[Exercise data Boundary: Start]

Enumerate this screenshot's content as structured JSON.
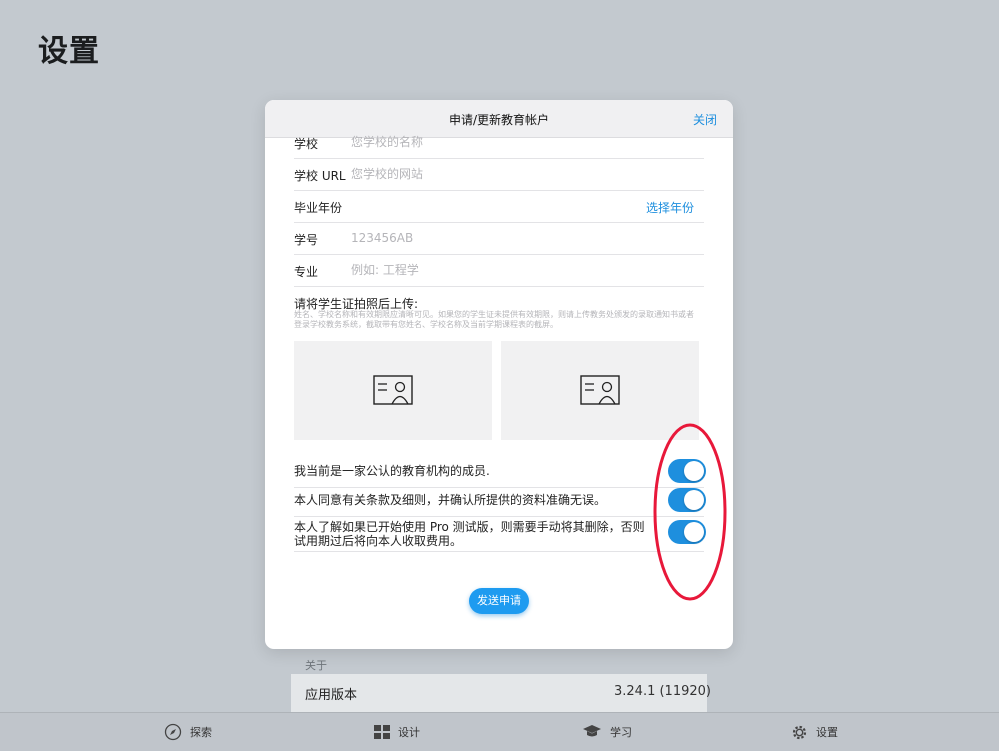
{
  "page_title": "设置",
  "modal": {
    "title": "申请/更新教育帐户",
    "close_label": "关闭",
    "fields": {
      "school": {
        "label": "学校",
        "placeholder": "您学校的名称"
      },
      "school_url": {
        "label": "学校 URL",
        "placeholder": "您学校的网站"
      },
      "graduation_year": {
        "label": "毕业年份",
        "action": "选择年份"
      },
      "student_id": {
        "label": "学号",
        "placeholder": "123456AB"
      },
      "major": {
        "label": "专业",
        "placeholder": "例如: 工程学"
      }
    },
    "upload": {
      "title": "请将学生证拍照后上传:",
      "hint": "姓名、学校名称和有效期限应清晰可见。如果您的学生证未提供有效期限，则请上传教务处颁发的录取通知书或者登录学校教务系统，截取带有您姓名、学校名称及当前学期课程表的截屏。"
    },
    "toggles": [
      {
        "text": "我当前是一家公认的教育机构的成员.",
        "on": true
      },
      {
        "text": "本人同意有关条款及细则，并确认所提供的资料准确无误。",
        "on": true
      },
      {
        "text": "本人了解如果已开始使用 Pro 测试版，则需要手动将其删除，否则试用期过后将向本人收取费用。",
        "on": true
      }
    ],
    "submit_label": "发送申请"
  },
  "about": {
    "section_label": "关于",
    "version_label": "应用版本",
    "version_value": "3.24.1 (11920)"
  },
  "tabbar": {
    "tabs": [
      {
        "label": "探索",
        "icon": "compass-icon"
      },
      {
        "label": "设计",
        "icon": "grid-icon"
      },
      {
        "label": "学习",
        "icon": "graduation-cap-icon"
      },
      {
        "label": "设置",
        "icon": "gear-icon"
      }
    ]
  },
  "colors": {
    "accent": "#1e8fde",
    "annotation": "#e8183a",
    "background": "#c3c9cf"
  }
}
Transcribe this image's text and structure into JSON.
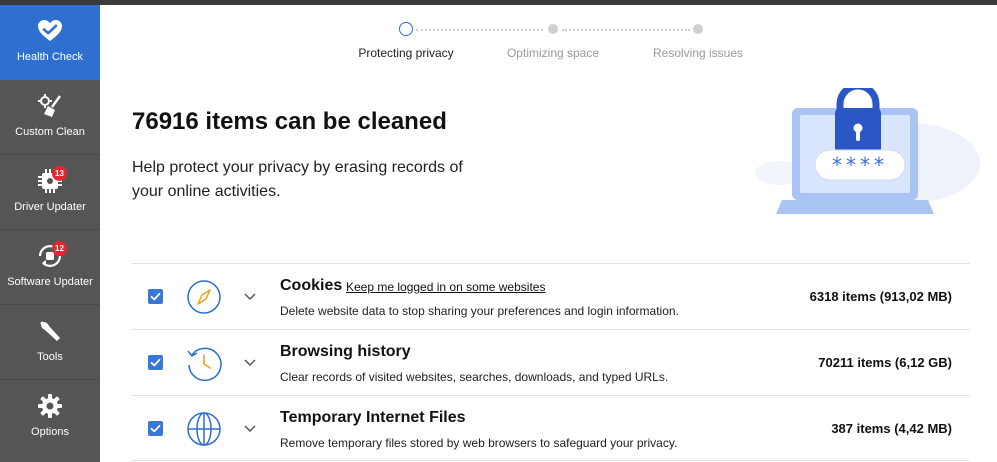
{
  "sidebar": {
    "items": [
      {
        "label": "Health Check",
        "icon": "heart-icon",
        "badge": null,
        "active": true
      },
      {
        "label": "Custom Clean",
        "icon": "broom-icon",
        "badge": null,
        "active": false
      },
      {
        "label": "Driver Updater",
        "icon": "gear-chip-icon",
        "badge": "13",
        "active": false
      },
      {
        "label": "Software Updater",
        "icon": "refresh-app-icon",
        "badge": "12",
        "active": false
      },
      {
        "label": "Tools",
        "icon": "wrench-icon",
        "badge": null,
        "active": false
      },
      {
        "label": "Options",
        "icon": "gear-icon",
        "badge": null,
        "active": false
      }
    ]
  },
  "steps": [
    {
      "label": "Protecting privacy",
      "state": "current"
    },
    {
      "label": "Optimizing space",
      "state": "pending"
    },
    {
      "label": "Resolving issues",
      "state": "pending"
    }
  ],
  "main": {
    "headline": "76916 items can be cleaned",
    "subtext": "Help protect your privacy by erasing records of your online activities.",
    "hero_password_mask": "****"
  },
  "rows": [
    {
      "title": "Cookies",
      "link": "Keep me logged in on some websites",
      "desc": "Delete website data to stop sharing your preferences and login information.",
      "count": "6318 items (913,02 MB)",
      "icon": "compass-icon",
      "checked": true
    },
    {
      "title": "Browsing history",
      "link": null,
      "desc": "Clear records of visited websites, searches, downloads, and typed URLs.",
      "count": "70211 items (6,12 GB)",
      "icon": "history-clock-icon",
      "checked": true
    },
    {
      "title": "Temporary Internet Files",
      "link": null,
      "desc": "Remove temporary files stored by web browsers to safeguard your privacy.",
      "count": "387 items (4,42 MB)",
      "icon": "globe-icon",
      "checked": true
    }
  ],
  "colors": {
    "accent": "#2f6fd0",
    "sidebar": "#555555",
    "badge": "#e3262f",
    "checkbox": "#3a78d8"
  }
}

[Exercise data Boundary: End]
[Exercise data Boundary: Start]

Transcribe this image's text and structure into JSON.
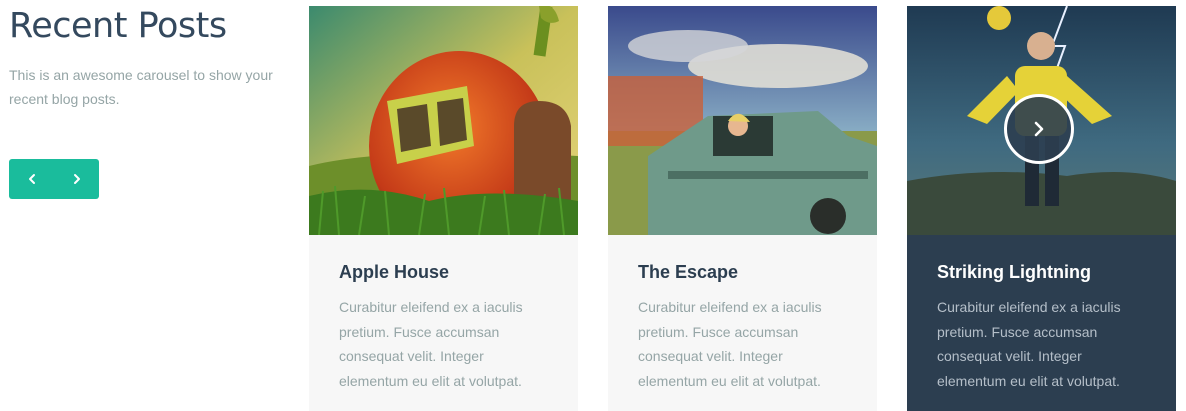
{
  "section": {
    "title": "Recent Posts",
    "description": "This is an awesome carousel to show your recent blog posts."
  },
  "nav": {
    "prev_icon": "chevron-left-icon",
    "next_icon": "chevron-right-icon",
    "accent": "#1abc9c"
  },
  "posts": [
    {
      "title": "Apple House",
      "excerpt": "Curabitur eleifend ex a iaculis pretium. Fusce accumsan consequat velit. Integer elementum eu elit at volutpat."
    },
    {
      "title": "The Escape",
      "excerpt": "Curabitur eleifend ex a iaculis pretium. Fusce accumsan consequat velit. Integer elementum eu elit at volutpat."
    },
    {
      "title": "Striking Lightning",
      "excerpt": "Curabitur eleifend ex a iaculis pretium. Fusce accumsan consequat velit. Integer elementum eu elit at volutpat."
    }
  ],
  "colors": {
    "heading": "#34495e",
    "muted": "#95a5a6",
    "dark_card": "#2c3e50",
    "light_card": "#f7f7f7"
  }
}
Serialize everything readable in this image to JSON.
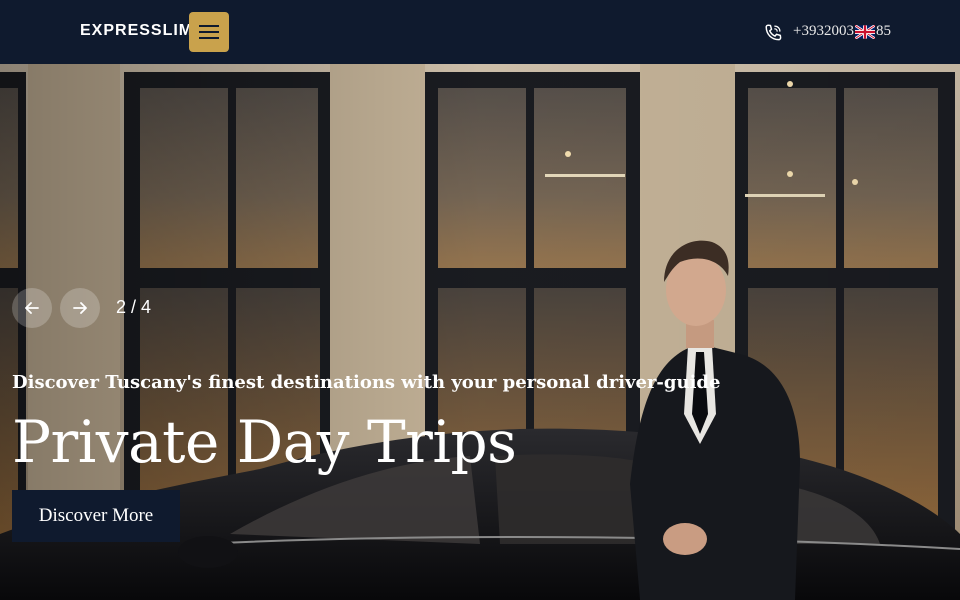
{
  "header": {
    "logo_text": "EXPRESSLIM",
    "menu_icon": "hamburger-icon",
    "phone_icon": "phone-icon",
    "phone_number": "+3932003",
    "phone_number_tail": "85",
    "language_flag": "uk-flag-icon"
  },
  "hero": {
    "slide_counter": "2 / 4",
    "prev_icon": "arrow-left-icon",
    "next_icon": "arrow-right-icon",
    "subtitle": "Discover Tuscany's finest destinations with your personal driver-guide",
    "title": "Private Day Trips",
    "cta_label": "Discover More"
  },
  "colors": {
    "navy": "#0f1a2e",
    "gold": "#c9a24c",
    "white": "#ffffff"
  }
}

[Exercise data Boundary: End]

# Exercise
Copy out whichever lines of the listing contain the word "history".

# Result for this exercise
      "title": "Browsing history",
      "icon": "history-clock-icon",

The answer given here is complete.